- Stakeholders can help ensure a fair and accurate count of people with disabilities. Community organizations can, for example, play a vital role as trusted partners in conducting effective outreach.
For the full text, please visit https://www.ndrn.org/wp-content/uploads/2019/06/People-with-Disabilities-Brief.pdf or see the embedded PDF below.Untitled
Different Voices and Common Experiences is an exhibit featuring artists who have been affected by mental health issues. DVCE supports positive mental health awareness, community wellness, and inclusivity.
Completed application deadline is Friday, June 14th, 2019.
No late applications will be accepted.
Artists will be chosen on a first-come basis until the gallery space is full or deadline is met. You must submit photographs of your art pieces (limit 3 per artist) with your completed application. One piece of artwork will be chosen as the “feature” to be used for the postcards, posters and the show program.

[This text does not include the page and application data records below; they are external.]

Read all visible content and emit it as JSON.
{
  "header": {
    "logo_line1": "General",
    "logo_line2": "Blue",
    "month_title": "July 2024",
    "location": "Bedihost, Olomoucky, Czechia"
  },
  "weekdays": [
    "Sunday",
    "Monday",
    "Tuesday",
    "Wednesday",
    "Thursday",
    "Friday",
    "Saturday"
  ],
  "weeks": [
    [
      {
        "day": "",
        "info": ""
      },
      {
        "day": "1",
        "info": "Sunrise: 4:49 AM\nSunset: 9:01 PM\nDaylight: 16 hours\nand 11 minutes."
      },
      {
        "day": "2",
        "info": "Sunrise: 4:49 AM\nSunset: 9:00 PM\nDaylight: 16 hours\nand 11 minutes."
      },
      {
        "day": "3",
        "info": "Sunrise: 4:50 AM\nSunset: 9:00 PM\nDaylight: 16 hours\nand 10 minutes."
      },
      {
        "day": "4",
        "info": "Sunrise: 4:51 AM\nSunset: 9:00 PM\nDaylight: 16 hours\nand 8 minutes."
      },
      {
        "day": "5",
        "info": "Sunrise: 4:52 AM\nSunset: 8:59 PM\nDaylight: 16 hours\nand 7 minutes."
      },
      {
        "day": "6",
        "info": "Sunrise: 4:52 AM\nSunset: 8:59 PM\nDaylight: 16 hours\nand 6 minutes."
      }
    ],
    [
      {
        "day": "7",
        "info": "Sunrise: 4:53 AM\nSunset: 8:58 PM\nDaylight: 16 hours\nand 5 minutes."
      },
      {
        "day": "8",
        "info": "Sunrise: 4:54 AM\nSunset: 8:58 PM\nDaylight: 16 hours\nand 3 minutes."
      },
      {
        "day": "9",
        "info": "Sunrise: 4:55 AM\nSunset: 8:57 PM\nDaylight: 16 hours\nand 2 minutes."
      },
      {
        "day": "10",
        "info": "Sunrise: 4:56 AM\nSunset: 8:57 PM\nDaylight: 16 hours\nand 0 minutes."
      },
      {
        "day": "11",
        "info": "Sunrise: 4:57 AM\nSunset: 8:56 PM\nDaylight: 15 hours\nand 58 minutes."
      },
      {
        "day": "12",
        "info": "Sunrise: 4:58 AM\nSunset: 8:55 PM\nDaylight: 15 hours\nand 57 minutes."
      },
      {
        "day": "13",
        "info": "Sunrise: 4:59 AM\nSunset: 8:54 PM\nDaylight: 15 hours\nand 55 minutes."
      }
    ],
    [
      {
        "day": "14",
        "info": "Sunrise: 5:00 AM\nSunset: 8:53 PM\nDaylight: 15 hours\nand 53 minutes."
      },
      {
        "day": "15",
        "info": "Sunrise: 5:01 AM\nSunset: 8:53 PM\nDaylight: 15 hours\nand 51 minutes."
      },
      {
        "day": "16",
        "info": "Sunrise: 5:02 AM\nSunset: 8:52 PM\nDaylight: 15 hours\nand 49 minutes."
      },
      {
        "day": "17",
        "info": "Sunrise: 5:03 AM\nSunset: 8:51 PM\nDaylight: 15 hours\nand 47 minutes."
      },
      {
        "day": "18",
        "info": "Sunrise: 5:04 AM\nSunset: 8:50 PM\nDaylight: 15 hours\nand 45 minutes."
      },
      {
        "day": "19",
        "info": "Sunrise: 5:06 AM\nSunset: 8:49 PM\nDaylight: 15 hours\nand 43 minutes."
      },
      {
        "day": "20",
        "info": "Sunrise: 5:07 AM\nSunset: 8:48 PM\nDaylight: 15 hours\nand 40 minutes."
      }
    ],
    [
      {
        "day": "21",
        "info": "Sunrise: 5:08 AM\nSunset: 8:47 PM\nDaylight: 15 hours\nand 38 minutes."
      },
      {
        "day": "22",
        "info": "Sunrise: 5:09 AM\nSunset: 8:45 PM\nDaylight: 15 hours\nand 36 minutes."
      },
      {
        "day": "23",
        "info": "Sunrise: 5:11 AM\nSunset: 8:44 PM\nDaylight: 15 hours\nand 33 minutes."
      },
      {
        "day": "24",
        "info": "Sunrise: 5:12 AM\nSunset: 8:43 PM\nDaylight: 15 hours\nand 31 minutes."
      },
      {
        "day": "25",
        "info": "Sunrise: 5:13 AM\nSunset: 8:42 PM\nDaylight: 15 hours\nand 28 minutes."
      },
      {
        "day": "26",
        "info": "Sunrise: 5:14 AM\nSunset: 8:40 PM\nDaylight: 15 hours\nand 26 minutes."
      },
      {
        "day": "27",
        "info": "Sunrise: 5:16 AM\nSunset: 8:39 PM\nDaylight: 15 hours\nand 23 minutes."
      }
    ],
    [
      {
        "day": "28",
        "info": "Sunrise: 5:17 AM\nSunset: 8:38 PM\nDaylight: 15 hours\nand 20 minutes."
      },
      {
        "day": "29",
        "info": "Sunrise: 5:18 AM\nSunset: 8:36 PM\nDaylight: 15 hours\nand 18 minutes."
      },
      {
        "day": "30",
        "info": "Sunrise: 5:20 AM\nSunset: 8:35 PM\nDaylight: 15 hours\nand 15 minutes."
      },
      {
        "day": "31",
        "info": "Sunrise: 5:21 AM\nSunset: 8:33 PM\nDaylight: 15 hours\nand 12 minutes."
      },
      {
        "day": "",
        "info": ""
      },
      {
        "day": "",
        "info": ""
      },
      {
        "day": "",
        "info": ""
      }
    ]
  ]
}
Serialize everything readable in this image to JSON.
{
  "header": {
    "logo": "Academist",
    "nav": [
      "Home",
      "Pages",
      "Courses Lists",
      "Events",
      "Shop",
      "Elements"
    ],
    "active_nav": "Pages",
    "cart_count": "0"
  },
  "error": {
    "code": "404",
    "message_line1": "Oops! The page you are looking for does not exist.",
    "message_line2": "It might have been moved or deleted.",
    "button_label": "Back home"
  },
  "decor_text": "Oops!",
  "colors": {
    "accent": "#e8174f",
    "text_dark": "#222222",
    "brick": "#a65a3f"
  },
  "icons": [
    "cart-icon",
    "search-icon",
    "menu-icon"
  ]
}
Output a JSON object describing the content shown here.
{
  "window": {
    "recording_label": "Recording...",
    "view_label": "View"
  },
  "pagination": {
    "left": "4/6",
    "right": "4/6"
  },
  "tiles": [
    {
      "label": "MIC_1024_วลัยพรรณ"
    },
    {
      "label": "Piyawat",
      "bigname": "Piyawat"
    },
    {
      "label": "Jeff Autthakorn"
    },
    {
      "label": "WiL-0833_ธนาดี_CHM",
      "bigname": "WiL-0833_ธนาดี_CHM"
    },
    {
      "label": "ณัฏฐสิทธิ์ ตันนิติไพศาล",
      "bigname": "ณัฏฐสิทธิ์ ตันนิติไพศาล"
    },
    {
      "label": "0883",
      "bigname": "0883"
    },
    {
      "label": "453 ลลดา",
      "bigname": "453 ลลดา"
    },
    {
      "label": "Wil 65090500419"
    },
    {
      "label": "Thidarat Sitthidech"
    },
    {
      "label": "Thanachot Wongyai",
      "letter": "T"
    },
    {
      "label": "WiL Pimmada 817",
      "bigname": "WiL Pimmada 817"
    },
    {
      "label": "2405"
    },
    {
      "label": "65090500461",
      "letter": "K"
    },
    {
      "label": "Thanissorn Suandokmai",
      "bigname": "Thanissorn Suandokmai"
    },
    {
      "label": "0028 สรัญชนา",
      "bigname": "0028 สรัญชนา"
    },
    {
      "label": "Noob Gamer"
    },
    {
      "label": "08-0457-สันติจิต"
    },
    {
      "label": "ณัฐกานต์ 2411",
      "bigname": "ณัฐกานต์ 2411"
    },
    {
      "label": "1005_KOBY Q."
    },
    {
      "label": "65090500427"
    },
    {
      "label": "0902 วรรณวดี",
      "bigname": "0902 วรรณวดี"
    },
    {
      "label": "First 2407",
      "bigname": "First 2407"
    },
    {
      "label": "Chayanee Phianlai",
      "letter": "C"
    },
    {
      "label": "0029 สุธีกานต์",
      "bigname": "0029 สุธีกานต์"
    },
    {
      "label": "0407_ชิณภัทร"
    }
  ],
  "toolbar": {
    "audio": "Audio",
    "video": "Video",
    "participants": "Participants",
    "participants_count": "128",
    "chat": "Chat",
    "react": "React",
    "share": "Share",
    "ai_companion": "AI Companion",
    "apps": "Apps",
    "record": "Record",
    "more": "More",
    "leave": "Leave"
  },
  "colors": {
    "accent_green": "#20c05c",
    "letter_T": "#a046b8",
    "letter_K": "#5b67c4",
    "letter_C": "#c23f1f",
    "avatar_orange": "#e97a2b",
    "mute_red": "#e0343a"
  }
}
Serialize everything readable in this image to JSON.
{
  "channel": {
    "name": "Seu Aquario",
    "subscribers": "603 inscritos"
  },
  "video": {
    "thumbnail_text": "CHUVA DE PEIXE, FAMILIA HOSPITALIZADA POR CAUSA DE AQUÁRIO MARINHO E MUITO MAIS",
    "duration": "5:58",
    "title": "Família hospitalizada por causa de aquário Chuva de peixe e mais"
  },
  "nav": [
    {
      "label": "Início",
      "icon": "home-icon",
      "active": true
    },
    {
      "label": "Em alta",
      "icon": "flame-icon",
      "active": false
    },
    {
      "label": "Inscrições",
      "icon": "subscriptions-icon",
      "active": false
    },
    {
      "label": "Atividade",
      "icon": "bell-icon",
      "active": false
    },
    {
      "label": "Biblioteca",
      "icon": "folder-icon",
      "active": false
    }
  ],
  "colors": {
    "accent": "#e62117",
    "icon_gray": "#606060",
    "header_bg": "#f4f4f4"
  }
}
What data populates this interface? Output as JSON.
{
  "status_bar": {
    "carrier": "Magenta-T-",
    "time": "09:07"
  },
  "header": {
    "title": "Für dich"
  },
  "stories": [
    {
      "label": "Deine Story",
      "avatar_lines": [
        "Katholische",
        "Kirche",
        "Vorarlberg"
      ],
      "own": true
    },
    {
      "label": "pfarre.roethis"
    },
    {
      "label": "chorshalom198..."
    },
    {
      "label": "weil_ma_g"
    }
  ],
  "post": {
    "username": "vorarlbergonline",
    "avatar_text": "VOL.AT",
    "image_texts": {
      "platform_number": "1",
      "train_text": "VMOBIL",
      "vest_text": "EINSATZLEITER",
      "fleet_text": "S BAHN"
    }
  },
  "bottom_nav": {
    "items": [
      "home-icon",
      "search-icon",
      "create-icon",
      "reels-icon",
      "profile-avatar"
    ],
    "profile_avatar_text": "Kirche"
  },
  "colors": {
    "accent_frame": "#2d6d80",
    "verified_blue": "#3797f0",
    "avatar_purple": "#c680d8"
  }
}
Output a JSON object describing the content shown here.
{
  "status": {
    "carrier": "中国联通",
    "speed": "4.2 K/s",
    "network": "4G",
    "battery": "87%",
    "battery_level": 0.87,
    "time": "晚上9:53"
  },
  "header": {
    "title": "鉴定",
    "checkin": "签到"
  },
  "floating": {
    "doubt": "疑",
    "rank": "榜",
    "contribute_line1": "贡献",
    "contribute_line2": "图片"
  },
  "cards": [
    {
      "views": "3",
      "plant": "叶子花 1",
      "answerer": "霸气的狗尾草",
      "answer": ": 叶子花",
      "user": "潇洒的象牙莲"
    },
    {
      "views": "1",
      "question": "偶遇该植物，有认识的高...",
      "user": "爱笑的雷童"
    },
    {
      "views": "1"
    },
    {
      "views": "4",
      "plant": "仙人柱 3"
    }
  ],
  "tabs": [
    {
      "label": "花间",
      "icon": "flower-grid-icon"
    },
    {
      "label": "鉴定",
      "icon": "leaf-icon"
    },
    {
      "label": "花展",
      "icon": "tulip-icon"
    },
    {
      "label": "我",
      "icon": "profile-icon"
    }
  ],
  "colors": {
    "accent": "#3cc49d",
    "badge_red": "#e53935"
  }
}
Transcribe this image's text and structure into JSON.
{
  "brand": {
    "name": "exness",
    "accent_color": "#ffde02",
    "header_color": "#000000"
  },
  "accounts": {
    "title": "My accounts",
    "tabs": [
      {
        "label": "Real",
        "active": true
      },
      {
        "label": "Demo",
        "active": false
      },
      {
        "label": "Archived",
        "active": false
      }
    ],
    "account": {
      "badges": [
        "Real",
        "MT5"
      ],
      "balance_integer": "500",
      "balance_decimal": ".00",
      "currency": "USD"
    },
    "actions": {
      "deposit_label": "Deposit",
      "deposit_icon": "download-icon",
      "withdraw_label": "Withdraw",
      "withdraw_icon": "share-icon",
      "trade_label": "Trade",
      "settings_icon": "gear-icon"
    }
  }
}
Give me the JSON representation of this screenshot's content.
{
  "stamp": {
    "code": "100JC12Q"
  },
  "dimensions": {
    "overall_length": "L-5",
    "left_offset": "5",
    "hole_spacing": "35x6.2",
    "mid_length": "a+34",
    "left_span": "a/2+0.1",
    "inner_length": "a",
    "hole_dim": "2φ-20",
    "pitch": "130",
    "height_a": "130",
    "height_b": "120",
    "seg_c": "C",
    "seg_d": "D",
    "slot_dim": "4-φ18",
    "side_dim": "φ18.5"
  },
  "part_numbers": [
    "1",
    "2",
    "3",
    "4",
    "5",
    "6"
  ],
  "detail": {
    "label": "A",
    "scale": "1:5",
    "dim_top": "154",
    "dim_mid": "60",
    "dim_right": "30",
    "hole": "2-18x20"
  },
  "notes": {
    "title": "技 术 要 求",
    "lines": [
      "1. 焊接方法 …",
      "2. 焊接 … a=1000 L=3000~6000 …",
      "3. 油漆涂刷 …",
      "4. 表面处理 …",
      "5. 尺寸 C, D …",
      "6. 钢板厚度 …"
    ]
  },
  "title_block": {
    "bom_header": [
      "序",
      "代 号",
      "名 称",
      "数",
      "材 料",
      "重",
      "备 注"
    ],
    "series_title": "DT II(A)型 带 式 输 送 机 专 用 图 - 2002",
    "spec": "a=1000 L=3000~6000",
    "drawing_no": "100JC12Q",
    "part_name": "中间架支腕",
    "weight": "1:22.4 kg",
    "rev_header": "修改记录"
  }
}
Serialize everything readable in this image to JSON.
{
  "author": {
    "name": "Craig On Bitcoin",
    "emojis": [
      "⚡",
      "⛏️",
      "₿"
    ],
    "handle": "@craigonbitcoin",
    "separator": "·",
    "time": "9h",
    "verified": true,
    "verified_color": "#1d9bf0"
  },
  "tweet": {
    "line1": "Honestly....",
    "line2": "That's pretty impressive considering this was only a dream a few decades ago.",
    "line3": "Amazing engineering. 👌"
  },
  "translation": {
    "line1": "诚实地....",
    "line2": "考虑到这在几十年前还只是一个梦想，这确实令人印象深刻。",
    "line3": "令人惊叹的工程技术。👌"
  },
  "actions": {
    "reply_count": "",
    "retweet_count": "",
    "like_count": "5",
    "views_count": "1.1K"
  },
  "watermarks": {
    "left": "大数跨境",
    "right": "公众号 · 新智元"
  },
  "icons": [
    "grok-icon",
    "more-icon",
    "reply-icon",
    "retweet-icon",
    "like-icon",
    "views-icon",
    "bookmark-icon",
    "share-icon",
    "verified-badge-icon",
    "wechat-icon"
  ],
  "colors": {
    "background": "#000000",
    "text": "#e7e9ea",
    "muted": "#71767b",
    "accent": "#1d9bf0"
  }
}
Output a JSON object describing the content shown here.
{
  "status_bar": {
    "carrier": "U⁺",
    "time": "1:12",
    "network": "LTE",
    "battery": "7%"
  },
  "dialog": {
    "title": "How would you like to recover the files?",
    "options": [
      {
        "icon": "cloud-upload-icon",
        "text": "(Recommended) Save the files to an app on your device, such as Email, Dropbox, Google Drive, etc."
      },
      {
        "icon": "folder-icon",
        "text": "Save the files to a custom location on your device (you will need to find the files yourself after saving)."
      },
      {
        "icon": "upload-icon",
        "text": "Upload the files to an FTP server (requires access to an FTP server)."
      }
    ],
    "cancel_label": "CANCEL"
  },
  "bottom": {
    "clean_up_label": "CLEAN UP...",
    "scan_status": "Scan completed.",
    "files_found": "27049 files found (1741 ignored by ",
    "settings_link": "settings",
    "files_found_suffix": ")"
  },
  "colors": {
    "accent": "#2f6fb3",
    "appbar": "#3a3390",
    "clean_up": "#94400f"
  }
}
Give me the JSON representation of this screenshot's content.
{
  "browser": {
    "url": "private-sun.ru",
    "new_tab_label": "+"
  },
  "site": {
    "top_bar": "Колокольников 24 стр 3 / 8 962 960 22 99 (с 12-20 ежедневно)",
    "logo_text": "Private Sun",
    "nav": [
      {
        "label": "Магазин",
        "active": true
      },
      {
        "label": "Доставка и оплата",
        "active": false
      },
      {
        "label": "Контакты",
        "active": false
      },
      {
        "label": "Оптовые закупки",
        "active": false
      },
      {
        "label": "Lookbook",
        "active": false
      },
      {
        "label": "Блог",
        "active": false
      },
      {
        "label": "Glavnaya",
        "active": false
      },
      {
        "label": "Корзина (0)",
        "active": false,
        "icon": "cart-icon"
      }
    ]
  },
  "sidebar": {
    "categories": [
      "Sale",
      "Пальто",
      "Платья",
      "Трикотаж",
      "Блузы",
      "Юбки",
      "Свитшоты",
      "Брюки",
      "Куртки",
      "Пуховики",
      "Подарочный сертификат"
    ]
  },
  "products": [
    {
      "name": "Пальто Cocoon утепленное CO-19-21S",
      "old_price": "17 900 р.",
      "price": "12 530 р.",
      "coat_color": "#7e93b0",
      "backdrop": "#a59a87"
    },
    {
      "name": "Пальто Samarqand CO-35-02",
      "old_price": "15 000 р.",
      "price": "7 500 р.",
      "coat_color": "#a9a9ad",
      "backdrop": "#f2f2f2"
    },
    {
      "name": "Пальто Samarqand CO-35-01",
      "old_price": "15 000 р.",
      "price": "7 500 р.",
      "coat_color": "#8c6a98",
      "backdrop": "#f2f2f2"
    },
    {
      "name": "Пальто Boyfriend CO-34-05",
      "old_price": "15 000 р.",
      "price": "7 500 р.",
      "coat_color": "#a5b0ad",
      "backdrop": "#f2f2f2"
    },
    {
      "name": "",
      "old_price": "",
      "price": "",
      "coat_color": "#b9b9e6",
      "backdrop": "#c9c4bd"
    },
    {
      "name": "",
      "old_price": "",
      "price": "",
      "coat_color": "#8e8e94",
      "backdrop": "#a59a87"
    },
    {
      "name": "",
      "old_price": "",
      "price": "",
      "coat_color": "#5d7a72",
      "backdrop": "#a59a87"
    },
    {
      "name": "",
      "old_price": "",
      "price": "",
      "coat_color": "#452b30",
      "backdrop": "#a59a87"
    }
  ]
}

Performers (poets, musicians, etc.) are welcome to share their talent during the opening night reception (Friday, August 9th). Performing artist applications will also be received on a first-come basis until the time available is full. To request a slot, please contact Paulette Southerly.
Opening Night Reception:
There will be a free public reception on Friday, August 9th, 2019 from 5:30 – 7:30 PM. Participating artists and the community are encouraged to attend to enjoy the visual and performance art with wonderful company. Refreshments will be available.
Set-Up and Take-Down:
Visual artists must deliver their work to the Mon Arts Center at 107 High Street in Morgantown on Monday, August 5th between 11:30 am – 7 pm. Artwork must arrive on time to be shown. All work must be picked up from the Mon Arts Center Tuesday, September 3rd between 11:30 am – 7 pm. ARTISTS ARE RESPONSIBLE FOR DELIVERY AND PICKUP OF THEIR PIECES.
Questions? Call Paulette Southerly at 304.296.6091 or 1.844.212.3464 or email email@example.com
Application can be downloaded here: http://nwvcil.org/dvce-application/
Tomorrow, April 24, marks five years since the FDA’s hearing on the graduated electronic decelerator (GED) shock devices used at the Judge Rotenberg Center (JRC). They found the device to cause serious harm and a ban was recommended. Since then, proposed regulations have been published and promises have been made, but the ban still hasn’t been finalized. Decades of advocacy have gotten us this far, and we need to keep the pressure on the FDA to release the ban and #StopTheShock! NCIL is proud to support the Autistic Self Advocacy Network’s #WeAreStillWaiting Campaign and tomorrow’s Day of Action to speak out against the torture and abuse inflicted on our disabled siblings at the JRC. We hope you will join advocates around the country by taking action and demanding the FDA #StopTheShock. Let them know that #WeAreStillWaiting by taking action in one of the following ways:
- Go to your local wait-in. Advocates at ASAN’s 10 wait-ins will come together to engage their communities in the fight to #StopTheShock. Wait-ins can involve anything from handing out flyers to writing letters.
- If you can’t make a wait-in in person, join the virtual wait-in! They’ll be making calls, sending emails, and more throughout the day, with scripts and tips available.
- Call or email the FDA and tell them to release the ban on electric shock devices.
- Call or email your elected officials and tell them to sign a letter asking the FDA to #StopTheShock.
- Use social media to spread the word and get your friends involved, and make sure to use the hashtags #WeAreStillWaiting and #StopTheShock! Check out ASAN’s social media kit (PDF) for more ideas. One way to get involved on social media is to take a selfie showing where you are waiting for the FDA to release the rule, and encourage your friends to join you.
- Write an op-ed or letter to the editor for your local newspapers, and let your neighbors know what they can do to #StopTheShock.